Items from an interface collection
********************

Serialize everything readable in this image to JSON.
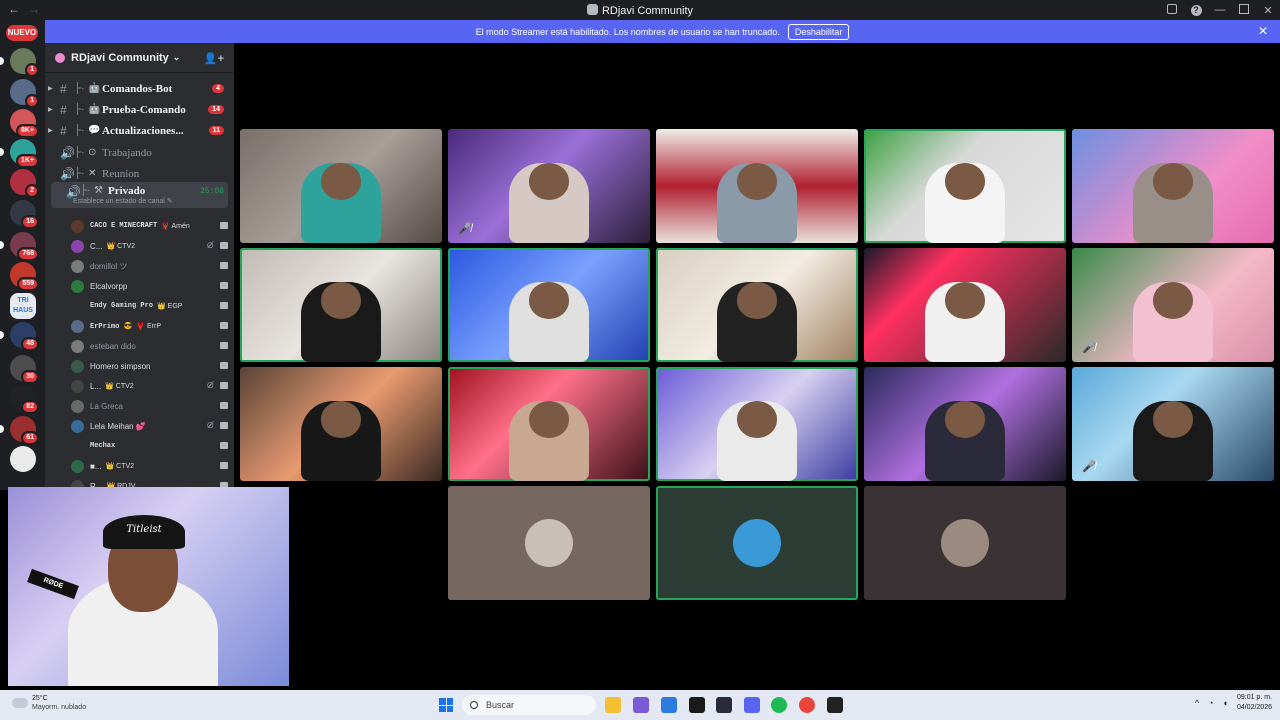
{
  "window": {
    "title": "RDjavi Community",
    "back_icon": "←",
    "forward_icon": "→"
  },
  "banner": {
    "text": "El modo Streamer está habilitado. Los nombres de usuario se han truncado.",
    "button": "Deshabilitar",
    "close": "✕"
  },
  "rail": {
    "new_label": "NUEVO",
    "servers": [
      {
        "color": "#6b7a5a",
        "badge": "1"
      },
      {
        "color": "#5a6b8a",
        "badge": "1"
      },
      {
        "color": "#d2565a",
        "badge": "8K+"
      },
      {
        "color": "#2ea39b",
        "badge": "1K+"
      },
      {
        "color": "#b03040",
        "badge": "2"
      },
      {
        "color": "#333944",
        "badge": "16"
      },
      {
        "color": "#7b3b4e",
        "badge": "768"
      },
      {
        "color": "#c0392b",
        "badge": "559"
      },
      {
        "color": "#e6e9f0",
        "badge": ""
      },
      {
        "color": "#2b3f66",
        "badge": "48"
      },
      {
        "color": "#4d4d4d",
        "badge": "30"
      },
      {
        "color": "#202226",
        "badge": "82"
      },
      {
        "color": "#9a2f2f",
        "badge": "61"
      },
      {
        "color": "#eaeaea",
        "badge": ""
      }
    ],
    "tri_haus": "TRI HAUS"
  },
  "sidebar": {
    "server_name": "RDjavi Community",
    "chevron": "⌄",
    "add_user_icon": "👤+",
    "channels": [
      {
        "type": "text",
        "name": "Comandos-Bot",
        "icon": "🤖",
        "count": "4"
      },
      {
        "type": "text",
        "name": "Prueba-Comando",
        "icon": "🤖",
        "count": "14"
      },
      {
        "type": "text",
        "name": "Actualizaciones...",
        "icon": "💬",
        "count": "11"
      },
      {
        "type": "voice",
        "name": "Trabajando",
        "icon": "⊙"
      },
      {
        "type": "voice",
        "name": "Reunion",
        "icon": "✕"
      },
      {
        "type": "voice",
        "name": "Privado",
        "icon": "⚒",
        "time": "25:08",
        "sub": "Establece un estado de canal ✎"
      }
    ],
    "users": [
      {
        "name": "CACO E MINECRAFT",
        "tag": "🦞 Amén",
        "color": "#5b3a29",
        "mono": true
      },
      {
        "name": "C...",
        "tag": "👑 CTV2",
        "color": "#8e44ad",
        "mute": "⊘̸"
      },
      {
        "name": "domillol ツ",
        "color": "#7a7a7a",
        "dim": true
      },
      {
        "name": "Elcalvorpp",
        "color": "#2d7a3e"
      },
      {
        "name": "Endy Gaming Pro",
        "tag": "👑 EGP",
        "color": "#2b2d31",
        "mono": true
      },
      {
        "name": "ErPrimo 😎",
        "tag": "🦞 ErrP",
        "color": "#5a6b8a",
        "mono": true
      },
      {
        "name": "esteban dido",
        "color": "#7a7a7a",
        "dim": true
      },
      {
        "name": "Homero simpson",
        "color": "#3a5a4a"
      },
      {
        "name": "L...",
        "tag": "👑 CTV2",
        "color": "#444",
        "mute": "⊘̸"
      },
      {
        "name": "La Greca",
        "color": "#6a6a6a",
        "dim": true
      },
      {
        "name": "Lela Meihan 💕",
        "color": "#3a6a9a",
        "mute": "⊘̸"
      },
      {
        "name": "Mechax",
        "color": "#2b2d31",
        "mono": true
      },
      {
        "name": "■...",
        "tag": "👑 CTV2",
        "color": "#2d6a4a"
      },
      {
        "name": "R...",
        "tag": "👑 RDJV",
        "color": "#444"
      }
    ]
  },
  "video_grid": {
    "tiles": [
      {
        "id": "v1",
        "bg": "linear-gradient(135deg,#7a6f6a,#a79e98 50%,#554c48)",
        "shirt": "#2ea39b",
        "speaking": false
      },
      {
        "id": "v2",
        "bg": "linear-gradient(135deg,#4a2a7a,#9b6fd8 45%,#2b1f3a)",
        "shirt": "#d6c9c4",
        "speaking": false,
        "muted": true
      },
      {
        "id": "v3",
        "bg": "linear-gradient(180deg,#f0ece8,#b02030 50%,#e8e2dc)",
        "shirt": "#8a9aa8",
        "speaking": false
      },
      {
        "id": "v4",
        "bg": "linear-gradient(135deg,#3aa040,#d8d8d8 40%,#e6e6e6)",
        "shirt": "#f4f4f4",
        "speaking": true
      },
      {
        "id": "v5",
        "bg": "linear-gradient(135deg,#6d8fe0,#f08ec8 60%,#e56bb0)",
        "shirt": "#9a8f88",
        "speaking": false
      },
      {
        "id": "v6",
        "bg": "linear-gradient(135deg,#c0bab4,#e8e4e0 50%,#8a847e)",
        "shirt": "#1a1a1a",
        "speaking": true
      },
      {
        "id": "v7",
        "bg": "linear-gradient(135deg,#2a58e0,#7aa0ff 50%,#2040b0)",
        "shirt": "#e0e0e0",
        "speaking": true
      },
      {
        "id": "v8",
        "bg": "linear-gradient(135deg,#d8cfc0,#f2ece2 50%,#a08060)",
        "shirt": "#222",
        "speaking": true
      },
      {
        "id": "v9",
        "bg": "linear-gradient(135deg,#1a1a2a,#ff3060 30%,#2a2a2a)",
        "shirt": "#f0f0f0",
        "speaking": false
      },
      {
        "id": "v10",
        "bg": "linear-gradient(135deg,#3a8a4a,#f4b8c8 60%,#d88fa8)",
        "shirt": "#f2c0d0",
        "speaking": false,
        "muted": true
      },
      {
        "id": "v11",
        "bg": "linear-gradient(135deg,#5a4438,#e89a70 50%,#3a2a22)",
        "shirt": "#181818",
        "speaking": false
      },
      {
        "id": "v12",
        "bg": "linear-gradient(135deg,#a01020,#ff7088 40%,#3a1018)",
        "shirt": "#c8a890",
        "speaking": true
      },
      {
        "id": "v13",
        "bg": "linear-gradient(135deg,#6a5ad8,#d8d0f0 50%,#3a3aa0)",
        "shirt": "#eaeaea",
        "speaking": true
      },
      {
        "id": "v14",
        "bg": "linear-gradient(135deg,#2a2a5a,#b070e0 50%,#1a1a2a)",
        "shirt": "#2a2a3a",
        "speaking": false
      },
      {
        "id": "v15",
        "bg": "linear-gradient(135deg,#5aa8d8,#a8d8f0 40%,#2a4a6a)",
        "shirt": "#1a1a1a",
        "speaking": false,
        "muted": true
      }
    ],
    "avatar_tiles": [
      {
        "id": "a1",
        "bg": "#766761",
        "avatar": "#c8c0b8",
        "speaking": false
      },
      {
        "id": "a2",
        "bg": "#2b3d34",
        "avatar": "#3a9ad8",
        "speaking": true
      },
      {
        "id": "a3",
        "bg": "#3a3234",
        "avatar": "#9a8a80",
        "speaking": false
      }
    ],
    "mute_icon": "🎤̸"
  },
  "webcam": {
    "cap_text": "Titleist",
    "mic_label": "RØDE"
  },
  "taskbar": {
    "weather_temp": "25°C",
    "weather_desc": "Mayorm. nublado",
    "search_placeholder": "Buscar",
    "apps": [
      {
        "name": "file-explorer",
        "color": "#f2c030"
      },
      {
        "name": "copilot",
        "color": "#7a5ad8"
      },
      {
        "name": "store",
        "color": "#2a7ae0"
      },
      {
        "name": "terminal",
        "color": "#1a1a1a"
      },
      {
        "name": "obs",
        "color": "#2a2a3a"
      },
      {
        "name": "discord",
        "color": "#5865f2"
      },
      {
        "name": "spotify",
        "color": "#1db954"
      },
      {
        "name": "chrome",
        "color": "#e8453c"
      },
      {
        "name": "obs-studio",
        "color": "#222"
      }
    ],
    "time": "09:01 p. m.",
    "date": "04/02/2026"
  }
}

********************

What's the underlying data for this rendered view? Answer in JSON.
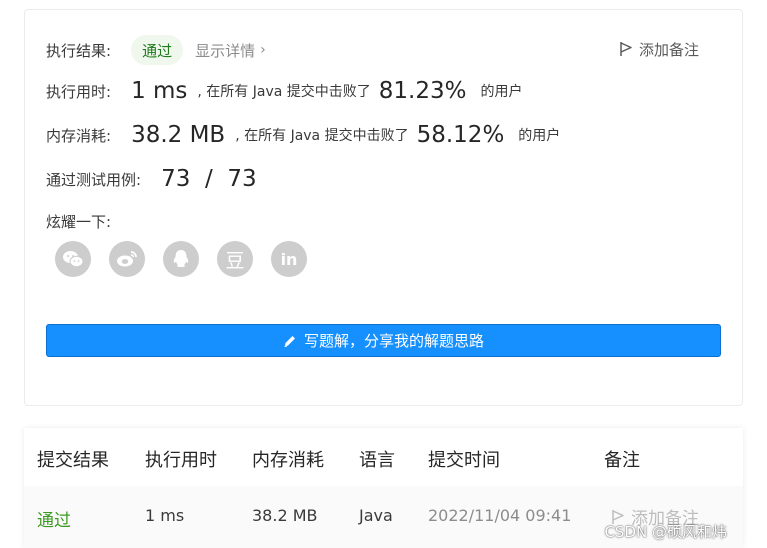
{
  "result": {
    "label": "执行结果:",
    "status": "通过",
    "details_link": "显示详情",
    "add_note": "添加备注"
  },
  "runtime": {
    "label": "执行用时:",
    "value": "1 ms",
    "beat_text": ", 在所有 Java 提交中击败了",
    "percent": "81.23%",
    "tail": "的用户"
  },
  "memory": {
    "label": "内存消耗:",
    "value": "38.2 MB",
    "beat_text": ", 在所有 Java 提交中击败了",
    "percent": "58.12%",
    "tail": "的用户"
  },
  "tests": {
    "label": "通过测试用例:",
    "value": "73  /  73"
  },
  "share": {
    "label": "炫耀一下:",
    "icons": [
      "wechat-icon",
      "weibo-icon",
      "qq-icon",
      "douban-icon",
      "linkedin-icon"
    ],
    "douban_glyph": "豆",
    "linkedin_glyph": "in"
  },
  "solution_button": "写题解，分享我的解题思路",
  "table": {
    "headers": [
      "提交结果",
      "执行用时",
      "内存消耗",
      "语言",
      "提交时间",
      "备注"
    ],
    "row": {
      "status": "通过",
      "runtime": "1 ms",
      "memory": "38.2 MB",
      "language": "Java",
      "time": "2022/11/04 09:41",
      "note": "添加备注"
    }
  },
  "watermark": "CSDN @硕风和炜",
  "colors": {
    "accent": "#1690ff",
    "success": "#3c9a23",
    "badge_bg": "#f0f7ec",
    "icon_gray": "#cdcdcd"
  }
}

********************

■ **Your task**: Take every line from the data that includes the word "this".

■ **Task answer**:
Serialize everything readable in this image to JSON.
What's the underlying data for this rendered view? Answer in JSON.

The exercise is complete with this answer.